[Dataset rows for apps and sites]
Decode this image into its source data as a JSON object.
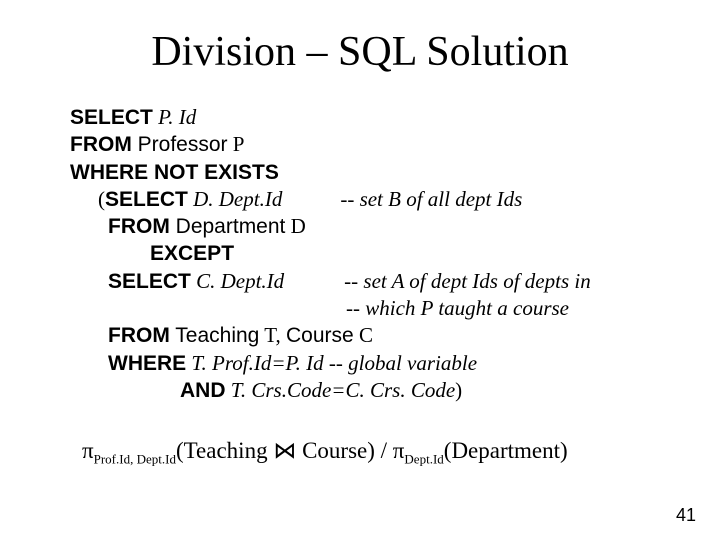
{
  "title": "Division – SQL Solution",
  "sql": {
    "l1_kw": "SELECT",
    "l1_attr": "  P. Id",
    "l2_kw": "FROM",
    "l2_tbl": "  Professor",
    "l2_rest": " P",
    "l3_kw": "WHERE NOT EXISTS",
    "l4_pre": "(",
    "l4_kw": "SELECT",
    "l4_attr": "  D. Dept.Id",
    "l4_comment": "-- set B of all dept Ids",
    "l5_kw": "FROM",
    "l5_tbl": "  Department",
    "l5_rest": " D",
    "l6_kw": "EXCEPT",
    "l7_kw": "SELECT",
    "l7_attr": "  C. Dept.Id",
    "l7_comment": "-- set A of dept Ids of depts in",
    "l7b_comment": "-- which P taught a course",
    "l8_kw": "FROM",
    "l8_tbl1": "  Teaching",
    "l8_mid": " T, ",
    "l8_tbl2": "Course",
    "l8_rest": " C",
    "l9_kw": "WHERE",
    "l9_attr": "  T. Prof.Id=P. Id",
    "l9_comment": "    -- global variable",
    "l10_kw": "AND",
    "l10_attr": "  T. Crs.Code=C. Crs. Code",
    "l10_rest": ")"
  },
  "formula": {
    "pi1": "π",
    "sub1": "Prof.Id, Dept.Id",
    "arg1": "(Teaching ",
    "join": "⋈",
    "arg1b": " Course)  /  ",
    "pi2": "π",
    "sub2": "Dept.Id",
    "arg2": "(Department)"
  },
  "slide_num": "41"
}
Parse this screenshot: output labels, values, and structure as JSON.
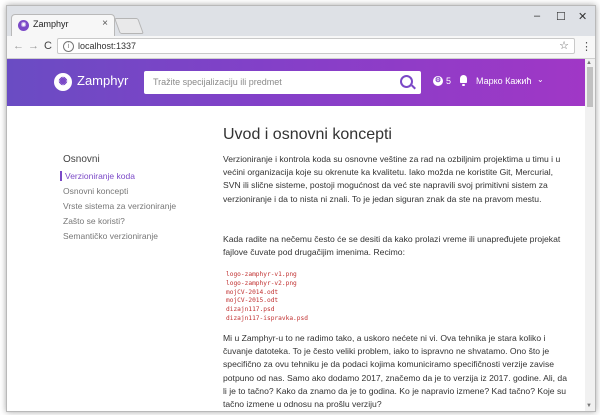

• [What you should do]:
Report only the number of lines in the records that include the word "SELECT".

• [Answer to this exercise]:
3